▸ INPUT RECORDS:

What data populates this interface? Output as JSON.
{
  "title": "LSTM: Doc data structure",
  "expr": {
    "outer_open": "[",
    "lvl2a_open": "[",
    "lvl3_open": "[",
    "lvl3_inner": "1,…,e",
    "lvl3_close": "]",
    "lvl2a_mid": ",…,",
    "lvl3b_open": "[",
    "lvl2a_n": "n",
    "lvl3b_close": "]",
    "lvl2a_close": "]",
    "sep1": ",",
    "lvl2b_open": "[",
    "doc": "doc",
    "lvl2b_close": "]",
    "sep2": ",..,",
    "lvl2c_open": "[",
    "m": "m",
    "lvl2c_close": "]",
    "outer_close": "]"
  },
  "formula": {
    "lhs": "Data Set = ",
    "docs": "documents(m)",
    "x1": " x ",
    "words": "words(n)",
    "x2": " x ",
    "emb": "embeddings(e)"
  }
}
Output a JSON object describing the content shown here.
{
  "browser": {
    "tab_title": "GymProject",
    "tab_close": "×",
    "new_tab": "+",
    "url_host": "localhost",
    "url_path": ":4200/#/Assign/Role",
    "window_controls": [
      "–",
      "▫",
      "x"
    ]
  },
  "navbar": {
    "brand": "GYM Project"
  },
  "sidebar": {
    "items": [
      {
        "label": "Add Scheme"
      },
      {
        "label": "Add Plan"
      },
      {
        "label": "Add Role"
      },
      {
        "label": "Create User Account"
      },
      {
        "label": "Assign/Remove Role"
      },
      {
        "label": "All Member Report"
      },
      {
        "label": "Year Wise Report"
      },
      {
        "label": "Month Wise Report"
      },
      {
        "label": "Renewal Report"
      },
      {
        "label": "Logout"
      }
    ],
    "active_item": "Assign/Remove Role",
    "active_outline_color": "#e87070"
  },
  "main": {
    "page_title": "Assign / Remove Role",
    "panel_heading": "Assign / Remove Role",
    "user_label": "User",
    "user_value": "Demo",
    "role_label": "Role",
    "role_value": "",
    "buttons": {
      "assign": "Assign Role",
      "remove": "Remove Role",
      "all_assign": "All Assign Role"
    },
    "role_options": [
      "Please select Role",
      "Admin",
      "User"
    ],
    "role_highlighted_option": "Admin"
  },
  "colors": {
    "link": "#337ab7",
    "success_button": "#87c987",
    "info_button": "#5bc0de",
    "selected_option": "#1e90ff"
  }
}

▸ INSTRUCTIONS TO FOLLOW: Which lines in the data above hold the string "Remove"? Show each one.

▸ PROBLEM SOLUTION:
        "label": "Assign/Remove Role"
    "active_item": "Assign/Remove Role",
    "page_title": "Assign / Remove Role",
    "panel_heading": "Assign / Remove Role",
      "remove": "Remove Role",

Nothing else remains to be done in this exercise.